Published Online: 2016-10-06
Published in Print: 2016-01-01
Citation Information: Open Mathematics, Volume 14, Issue 1, Pages 693–704, ISSN (Online) 2391-5455, DOI: https://doi.org/10.1515/math-2016-0059.

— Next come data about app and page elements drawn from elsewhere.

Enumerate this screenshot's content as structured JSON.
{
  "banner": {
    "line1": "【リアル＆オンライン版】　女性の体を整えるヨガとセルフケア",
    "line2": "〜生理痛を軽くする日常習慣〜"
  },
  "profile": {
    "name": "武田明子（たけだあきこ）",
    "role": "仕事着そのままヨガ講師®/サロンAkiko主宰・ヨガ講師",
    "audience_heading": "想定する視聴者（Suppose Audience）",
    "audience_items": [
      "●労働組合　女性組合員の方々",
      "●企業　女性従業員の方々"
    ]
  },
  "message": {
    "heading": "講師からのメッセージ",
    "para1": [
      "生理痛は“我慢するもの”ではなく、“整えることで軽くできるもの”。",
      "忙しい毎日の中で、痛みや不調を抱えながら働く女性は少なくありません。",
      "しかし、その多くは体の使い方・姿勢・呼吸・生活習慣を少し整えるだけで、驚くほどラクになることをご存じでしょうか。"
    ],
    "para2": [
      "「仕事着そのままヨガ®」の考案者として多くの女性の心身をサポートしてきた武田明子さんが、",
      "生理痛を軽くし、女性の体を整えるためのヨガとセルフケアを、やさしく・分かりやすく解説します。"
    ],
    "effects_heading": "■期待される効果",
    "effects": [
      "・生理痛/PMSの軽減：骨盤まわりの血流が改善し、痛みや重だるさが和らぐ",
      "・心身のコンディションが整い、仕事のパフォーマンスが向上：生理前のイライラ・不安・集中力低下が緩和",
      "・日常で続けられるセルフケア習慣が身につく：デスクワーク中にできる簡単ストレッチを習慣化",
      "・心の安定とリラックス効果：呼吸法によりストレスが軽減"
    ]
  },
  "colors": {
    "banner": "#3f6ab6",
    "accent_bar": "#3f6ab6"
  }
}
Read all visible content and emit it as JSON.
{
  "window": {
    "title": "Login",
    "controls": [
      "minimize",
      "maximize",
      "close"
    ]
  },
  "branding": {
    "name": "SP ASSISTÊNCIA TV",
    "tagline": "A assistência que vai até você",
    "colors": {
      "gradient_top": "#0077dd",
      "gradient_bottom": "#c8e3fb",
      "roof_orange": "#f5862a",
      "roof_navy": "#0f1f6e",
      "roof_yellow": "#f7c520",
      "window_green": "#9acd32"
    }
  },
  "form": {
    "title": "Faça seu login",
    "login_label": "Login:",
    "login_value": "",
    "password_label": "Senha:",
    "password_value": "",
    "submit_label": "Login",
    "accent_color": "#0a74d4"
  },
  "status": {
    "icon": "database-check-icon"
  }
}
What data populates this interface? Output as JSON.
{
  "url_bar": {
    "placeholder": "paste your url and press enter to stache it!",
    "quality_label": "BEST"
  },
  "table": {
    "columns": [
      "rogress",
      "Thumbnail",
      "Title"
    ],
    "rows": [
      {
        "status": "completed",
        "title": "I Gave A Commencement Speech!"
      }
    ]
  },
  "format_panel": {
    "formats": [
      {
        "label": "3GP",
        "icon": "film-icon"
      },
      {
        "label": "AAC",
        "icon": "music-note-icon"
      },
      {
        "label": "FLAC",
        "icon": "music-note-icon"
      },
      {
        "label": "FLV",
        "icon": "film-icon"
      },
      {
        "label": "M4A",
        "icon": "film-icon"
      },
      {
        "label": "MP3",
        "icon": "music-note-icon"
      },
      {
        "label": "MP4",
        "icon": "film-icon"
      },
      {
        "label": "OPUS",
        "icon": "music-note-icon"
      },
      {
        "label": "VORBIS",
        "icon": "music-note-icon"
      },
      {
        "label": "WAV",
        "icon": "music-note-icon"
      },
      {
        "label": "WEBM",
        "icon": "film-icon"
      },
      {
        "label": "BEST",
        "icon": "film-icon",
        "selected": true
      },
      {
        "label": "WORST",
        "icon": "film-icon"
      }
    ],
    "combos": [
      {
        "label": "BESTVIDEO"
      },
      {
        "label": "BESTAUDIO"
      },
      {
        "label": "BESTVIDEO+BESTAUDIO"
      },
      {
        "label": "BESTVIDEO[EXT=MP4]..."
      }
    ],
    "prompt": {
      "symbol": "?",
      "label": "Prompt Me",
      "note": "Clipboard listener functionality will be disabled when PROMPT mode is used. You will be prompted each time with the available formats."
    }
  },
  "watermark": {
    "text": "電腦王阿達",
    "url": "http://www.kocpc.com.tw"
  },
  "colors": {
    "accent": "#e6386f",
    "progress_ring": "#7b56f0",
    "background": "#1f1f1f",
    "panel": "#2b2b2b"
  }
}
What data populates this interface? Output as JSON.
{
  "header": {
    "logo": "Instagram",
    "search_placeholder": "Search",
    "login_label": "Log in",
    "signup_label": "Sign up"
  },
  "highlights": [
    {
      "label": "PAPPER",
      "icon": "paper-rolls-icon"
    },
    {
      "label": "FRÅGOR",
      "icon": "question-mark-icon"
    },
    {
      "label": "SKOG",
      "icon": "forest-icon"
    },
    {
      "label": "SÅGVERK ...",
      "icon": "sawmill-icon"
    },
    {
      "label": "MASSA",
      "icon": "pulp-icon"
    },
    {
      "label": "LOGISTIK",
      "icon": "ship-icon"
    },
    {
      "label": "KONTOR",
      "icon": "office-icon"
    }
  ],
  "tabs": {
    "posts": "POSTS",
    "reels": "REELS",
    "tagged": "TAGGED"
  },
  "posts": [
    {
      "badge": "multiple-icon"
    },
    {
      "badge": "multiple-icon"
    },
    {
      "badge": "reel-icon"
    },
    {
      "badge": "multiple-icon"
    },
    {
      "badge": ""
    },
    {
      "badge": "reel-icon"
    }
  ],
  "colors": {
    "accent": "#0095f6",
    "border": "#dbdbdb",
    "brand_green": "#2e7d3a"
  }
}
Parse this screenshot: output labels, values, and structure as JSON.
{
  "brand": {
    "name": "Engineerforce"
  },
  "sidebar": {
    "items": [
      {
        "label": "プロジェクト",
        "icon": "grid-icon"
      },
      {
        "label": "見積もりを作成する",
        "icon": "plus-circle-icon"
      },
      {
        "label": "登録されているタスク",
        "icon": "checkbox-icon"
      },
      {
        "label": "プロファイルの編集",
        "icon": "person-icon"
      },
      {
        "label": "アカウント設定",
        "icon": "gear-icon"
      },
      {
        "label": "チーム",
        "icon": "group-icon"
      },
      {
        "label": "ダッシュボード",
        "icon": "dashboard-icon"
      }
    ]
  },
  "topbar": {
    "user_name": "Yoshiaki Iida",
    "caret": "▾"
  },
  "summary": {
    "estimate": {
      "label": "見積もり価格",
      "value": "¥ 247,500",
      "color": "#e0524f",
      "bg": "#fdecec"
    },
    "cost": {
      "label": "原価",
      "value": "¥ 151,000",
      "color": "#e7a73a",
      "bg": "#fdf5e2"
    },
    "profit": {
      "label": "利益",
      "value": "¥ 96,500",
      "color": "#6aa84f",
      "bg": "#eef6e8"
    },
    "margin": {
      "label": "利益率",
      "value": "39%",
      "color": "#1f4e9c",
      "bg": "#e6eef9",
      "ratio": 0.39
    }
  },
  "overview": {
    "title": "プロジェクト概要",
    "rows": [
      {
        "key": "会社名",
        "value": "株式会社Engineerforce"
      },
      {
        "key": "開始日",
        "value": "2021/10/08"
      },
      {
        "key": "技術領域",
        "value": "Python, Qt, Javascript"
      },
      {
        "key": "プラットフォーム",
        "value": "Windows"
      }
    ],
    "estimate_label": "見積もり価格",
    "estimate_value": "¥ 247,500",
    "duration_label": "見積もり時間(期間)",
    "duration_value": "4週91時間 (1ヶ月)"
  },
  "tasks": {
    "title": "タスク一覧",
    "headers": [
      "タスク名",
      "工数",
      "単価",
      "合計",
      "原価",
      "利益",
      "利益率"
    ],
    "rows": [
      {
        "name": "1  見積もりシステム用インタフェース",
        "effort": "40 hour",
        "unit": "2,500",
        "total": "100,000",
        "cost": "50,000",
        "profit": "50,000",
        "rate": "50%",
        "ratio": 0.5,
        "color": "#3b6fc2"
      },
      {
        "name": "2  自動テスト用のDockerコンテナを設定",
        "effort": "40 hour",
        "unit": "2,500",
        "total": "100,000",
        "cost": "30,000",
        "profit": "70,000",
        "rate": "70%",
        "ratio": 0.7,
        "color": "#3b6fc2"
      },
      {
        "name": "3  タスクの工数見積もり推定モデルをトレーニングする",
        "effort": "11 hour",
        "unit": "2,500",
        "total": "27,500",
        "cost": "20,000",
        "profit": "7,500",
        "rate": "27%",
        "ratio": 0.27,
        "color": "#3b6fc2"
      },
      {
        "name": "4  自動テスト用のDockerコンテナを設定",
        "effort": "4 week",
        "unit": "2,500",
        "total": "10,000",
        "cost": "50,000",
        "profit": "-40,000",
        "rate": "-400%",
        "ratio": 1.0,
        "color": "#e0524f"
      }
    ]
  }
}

© 2016 Koksal, published by De Gruyter Open.. This work is licensed under the Creative Commons Attribution-NonCommercial-NoDerivatives 3.0 License. BY-NC-ND 3.0